Three base glazes are available in the stock cone 10 dry glaze line: SG-91 White Gloss, SG-82 Brilliant Black and SG-93 Clear. These glazes are formulated specifically for color development with or without the use of opacifiers. Also available are two clear base glazes with a cone 5 to 10 firing range: WC-558 Jon's Clear and WC-520 #16 Transparent.
Cone 5 Glazes
Most of Laguna's lead-free cone 5 dry glazes are formulated to be fired in oxidation. Each has its own distinct surface quality, and reaction to colorants will vary from one to the next. Two glazes, SG-98 Light Blue and SG-99 Brown, are formulated to be used without additional color. SG-157 Clear and SG-138 White are both excellent base glazes for decorating with stains or color additions. Both glazes contain no zinc and allow the use of chrome tin stains.
Moroccan Sand cone 5 liquid glazes are for brushing applications. This series features over 80 glazes in a wide variety of colors and surfaces. All of these glazes are lead-free and safe for food and beverage containers, except for the four metallic glazes in the 900 series.
These liquid glazes are available in pints and gallons (most are also available in dry form) and provide an excellent vehicle for beginners to learn the ins and outs of glaze application. Those more adept in ceramics can utilize brush application techniques to create detailed and ornate designs.
Low-fire talc bodies provide an excellent medium for ceramic art and a base for a large selection of commercially available textures, satins, satin mattes and vivid gloss colors. An extensive line of lead-free, low-fire glazes and underglazes are available for use with low-firing modeling clays, such as EM-207 and EM-210. Lead-free should be specified when ordering these glazes.
The use of lead-free clear glazes over underglaze colors allows for precise color and design considerations. Some tips for using underglaze decorations:
- Bisque at cone 05-04 and glaze fire to cone 06. The higher bisque temperature will burn out material that might otherwise cause problems in the glaze firing.
- Leadless clear glazes are best when applied very thin. If the glaze surface feels dry, apply a thin coat of glaze and refire.
- White underglaze may be used to mute underglaze colors.
EM-2001 is a crystal clear transparent, perfect for use over colorful underglazes. Also recommended are the lead-free EM-1000 Series Glazes and the EM-8000 Series Underglazes.

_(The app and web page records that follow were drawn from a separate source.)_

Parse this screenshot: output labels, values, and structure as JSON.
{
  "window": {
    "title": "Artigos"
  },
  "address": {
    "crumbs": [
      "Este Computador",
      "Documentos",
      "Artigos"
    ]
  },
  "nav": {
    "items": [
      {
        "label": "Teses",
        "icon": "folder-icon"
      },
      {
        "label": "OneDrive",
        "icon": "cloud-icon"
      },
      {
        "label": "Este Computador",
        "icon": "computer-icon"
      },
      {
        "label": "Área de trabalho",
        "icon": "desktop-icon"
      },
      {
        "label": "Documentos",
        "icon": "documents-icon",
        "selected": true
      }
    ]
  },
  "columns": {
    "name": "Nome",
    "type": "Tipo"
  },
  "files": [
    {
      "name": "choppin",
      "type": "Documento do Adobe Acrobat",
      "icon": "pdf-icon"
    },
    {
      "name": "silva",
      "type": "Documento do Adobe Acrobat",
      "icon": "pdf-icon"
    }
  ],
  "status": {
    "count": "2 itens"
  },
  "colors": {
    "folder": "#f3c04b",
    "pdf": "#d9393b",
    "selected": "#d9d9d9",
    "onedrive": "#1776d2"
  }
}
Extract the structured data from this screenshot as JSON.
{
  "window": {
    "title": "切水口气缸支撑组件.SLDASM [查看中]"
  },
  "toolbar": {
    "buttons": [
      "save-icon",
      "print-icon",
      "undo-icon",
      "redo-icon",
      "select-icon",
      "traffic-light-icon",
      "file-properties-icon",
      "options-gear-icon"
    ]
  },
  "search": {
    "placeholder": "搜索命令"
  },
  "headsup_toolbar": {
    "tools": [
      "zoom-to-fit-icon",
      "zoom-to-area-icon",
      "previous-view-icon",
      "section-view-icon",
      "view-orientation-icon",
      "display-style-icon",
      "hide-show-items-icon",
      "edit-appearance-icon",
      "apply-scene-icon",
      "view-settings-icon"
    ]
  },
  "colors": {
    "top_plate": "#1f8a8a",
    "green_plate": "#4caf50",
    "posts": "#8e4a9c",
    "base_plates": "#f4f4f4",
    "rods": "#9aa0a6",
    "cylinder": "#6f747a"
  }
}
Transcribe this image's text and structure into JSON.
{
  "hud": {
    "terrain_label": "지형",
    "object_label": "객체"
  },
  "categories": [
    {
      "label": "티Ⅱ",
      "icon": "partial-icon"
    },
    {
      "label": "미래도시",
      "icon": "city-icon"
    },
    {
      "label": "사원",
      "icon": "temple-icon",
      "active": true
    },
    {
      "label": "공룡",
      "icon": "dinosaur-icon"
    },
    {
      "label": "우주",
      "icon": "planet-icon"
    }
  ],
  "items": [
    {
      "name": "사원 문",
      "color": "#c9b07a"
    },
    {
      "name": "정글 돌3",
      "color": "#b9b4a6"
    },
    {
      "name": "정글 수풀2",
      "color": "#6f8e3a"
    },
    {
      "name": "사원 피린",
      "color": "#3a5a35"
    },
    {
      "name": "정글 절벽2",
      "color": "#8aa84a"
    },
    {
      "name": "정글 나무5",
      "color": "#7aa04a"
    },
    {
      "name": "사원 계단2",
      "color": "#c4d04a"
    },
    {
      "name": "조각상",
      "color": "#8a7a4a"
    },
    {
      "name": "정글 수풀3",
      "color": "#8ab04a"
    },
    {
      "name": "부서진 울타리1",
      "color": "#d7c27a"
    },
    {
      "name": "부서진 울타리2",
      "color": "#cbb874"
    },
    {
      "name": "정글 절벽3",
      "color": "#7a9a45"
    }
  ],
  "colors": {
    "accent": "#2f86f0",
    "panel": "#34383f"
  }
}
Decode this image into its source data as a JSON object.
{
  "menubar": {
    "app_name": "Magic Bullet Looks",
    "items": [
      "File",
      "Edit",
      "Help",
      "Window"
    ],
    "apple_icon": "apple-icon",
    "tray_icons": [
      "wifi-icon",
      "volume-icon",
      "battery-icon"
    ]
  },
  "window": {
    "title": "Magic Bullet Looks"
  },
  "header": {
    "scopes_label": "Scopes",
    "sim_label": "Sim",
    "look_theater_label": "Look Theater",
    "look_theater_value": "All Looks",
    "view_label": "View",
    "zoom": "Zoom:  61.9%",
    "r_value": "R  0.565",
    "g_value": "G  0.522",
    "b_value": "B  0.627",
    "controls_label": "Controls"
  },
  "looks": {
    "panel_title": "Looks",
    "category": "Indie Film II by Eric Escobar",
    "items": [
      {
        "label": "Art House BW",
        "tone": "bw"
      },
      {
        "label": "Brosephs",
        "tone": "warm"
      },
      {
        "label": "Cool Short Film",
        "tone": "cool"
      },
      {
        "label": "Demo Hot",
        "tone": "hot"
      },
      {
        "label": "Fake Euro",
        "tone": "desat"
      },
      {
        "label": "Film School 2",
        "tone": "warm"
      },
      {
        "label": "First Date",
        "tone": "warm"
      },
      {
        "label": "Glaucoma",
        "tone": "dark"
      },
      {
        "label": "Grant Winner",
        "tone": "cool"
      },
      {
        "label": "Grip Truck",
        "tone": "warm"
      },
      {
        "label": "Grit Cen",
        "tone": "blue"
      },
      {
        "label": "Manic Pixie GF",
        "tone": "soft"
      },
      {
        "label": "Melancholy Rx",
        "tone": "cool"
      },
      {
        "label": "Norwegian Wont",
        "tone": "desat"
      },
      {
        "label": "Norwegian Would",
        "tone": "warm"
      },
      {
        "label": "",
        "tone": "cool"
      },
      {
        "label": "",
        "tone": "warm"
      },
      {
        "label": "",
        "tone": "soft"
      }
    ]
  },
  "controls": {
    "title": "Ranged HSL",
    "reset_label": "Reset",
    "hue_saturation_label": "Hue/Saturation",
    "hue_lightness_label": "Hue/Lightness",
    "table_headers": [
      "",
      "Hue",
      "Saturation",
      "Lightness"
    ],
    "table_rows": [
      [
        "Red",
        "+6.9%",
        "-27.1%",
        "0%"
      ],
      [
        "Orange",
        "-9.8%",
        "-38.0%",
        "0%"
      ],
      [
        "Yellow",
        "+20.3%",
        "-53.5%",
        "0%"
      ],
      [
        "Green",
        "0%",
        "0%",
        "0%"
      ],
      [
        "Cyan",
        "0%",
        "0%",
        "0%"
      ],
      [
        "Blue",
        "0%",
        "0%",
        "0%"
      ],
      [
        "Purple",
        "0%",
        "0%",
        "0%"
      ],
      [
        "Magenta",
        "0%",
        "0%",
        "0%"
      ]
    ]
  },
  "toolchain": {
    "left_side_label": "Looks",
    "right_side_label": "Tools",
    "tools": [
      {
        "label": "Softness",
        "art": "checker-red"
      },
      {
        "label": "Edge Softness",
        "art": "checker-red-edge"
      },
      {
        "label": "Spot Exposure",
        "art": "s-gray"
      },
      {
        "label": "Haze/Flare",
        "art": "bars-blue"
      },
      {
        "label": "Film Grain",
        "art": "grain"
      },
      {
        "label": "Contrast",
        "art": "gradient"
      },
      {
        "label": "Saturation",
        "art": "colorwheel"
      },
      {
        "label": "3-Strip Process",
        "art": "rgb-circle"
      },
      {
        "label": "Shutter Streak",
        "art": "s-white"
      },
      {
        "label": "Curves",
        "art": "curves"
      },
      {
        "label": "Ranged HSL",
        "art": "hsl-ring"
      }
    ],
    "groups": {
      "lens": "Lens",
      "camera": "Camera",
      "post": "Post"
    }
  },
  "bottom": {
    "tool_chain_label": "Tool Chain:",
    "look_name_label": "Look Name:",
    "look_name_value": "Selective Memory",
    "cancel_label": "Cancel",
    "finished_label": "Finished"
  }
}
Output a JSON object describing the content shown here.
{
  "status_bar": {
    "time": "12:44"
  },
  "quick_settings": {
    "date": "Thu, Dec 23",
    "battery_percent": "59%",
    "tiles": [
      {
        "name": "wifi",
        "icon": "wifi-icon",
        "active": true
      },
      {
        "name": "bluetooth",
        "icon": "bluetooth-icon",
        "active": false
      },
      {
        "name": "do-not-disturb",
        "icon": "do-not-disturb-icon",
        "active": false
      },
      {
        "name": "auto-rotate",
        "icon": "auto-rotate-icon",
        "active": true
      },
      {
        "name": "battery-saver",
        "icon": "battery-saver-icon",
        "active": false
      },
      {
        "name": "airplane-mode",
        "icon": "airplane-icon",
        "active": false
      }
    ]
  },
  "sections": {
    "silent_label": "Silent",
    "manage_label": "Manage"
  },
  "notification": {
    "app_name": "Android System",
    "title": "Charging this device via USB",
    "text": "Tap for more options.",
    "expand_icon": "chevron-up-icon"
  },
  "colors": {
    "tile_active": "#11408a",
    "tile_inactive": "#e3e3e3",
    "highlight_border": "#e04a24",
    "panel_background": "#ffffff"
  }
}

Editor's note: This information has been reprinted with permission from Laguna Clay Co. and is not intended to be representative of all clay or glaze products. For additional details regarding the materials included in this article, visit http://www.lagunaclay.com .
SIDEBAR: GlossaryGlaze fit: the lack of tension and amount of fusion between the glaze and the clay
Opacifier: a material used to whiten a glaze or make it opaque
Plasticity: the ability of a damp clay body to yield under pressure without cracking and to retain the formed shape after the pressure is released
Porosity: the state of being porous, open or semi-vitrified
Vitrification: the fusion of clay particles in fired clay
Warping: the deformation of ceramic forms occurring during drying or firing
Workability: a clay's usefulness in various hand forming methods